Wal-Mart Stores Inc. placed full-page advertisements in 336 Midwestern newspapers after publishers nationally complained they are ignored by the world's largest retailer. The move comes at a time when the company is trying to address accusations it treats workers poorly and drives local shops out of businesses.
The ads, which ran in smaller papers in Missouri and Oklahoma between Nov. 30 and Dec. 6, were a test for a possible change in newspaper advertising policy at Wal-Mart, which publishers say has ignored their dailies and weeklies for years.
"I think it is a good first step. They are such a big economic force in our communities and were not participating in those papers," said Mike Buffington, past president of the National Newspaper Association and editor and co-publisher of the Jackson (Ga.) Herald.
Consideration of an advertising shift comes as the retailer repositions itself on several fronts — particularly community relations. The retailer regularly faces criticism, lawsuits and organized attacks from labor union-backed campaign groups, making it more difficult to open new stores and grow.
Retail and grocery store ads together account for anywhere from 60 percent to 80 percent of revenues for community newspapers, said Brian Steffens, the executive director of the National Newspaper Association.
Grocery stores purchase the bulk of those that advertising, with local grocers often placing full-page ads several times a week.

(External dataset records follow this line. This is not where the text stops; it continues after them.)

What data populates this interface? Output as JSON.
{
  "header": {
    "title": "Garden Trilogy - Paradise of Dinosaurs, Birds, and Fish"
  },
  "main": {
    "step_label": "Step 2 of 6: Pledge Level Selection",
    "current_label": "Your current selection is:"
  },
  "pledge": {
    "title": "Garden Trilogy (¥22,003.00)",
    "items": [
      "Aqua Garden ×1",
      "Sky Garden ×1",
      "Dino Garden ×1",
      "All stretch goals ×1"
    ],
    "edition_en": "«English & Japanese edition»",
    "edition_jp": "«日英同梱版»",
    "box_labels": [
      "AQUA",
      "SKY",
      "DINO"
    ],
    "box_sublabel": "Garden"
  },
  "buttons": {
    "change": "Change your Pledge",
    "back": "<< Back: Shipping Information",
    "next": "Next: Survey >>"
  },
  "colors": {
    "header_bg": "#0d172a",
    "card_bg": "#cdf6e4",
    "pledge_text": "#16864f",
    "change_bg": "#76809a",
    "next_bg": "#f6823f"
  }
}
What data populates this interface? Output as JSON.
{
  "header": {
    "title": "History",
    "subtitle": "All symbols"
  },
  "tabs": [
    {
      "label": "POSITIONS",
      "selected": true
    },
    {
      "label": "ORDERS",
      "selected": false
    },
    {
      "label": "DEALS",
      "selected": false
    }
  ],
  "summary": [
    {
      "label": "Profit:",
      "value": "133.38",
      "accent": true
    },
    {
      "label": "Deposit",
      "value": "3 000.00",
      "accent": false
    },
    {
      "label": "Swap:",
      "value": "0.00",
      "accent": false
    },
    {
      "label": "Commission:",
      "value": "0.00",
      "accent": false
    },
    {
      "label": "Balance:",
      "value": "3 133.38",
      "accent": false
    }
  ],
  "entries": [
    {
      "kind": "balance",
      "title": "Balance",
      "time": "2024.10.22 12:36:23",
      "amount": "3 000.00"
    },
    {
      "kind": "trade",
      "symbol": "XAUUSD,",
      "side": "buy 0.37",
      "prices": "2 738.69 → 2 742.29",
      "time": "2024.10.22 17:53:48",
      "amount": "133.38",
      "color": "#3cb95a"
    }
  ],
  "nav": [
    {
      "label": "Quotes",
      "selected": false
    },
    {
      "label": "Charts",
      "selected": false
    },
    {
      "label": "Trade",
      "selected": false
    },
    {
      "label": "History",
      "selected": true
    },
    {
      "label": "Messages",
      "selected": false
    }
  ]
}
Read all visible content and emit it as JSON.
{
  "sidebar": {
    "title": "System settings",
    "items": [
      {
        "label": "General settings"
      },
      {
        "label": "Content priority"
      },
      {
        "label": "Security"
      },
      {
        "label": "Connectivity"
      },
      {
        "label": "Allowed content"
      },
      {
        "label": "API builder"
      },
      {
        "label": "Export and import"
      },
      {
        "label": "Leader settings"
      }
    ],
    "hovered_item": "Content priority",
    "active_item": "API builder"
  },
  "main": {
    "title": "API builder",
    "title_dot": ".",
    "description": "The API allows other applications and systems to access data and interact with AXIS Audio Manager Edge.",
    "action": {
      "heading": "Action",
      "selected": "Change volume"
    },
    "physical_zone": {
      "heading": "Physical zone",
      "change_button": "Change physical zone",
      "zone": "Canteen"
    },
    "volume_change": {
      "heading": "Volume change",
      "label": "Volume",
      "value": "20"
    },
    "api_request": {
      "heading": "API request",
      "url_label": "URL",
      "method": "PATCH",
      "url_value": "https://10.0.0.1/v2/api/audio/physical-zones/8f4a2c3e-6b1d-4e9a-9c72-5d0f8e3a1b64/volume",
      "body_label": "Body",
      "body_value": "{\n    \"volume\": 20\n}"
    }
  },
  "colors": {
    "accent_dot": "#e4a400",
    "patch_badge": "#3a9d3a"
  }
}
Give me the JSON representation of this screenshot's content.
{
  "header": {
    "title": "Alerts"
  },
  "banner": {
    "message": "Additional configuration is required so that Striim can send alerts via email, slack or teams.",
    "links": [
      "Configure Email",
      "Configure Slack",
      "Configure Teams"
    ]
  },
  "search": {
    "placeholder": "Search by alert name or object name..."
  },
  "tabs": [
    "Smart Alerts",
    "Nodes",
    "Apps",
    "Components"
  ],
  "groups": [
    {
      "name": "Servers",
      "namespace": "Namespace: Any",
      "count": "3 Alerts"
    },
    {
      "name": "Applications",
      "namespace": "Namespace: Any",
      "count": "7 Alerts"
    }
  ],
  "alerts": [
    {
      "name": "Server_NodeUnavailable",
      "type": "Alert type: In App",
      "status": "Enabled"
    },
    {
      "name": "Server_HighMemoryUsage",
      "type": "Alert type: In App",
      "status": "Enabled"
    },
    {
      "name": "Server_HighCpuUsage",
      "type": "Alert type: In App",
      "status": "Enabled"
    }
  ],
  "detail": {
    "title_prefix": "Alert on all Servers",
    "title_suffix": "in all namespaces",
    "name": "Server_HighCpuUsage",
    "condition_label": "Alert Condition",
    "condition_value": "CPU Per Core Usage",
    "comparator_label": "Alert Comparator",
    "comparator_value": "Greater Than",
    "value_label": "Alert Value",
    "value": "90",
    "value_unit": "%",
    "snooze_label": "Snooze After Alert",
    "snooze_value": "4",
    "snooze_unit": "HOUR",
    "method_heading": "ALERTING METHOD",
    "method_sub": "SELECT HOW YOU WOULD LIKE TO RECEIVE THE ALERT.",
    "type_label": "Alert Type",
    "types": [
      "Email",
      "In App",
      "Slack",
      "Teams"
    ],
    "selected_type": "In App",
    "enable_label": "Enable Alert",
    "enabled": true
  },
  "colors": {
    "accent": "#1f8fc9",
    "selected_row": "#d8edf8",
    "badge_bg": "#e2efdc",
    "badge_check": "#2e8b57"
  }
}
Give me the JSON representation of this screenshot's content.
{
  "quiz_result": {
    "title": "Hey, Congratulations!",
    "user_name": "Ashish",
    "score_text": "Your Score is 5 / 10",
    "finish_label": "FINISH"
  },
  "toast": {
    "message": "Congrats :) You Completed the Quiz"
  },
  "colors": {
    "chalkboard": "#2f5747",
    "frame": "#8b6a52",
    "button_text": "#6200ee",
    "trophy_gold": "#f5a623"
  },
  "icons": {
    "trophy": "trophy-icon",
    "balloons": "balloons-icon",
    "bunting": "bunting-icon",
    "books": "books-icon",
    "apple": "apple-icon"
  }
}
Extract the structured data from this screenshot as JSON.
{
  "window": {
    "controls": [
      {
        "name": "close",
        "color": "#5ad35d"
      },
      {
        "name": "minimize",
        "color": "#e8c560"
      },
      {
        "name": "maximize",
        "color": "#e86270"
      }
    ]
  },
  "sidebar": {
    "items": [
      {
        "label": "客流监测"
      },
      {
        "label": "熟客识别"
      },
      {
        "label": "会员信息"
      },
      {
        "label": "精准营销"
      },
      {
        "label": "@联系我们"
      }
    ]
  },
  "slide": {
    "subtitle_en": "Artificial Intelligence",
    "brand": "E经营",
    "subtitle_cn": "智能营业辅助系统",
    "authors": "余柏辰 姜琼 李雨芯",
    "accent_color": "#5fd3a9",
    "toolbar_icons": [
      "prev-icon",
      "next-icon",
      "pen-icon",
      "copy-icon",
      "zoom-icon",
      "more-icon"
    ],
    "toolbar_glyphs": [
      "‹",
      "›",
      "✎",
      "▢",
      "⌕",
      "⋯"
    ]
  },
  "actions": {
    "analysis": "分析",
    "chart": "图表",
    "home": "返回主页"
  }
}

Wal-Mart has grown in recent years to be the nation's largest seller of groceries with the expansion of its supercenter store format, but it generally has not taken out weekly ads to showcase its grocery prices in local newspapers.
"If one local grocery store goes out, a community newspaper loses at a minimum one or two full-page ads or inserts a week," Steffens said.
Wal-Mart said it would look first at whether the new local ads increased sales and traffic at 218 stores in those newspapers' territories. "If there is a significant return, we would consider incorporating the local papers into our overall ad strategy," Wal-Mart spokeswoman Mona Williams said.
Williams said Wal-Mart had traditionally not advertised locally because it had strong customer traffic anyway. Its practice of "every day low prices" also means it does not need to advertise sales and individual items like many other retailers do.
Community relations may also play a role in deciding whether to change the advertising practice, Williams said.
"The question is also whether to advertise to support the local newspaper and generate good will from that. These are probably good, non-traditional reasons to advertise locally and considerations we will also factor in once we have the market test results," she said.
The NNA says it worked out the ad test in talks with Wal-Mart executives after Buffington wrote an open letter in January that accused Wal-Mart Chief Executive Lee Scott of ignoring the association's 2,500 members.
"Wal-Mart built its foundation of stores in many of our rural and suburban communities, the places where I, and many of my fellow publishers, operate newspapers," Buffington wrote in the letter posted on the NNA's Web site.
"Yet community newspapers across the nation are all but invisible to Wal-Mart _ unless the company is looking for some free PR in our pages. Wal-Mart has a fairly standard policy of doing little to no local newspaper advertising," he wrote.
The letter came after Wal-Mart at the start of the year placed full-page ads in major metropolitan dailies defending itself against criticism, then had a public relations firm approach local papers, hoping to place news stories on Wal-Mart's views.
In the spring, the NNA surveyed its members on their relations with Wal-Mart.
Of those that responded, 81 percent said they had a Wal-Mart store in their circulation area. And, of those, 62 percent said Wal-Mart had a negative impact on the community, 25 percent said neutral and 13 percent said it was a positive effect.
The results were similar when asked how Wal-Mart affected the newspapers, with 67 percent saying negative and 4 percent answering positive.
Nearly 60 percent said Wal-Mart never advertised in their papers, but about 80 percent said Wal-Mart sometimes or often asked for publicity, such as pictures in the paper of Wal-Mart presenting a charity check. The NNA did not list its methodology for poll.
Neither the NNA nor Wal-Mart were willing to discuss how much the ads cost.
As a rule, ads printed in the paper make more money for the publisher than inserts, which Wal-Mart has tended to use in the past on the few occasions it did advertise. Inserts require more labor to put into a paper and are usually printed elsewhere, rather than on the newspaper's own presses, so the paper cannot charge for its printing costs.
Wal-Mart last December ran a brief newspaper ad campaign in an effort to boost lackluster pre-Christmas sales. Those advertisements featured toys and electronics on which the retailer cut prices a week into the holiday shopping season.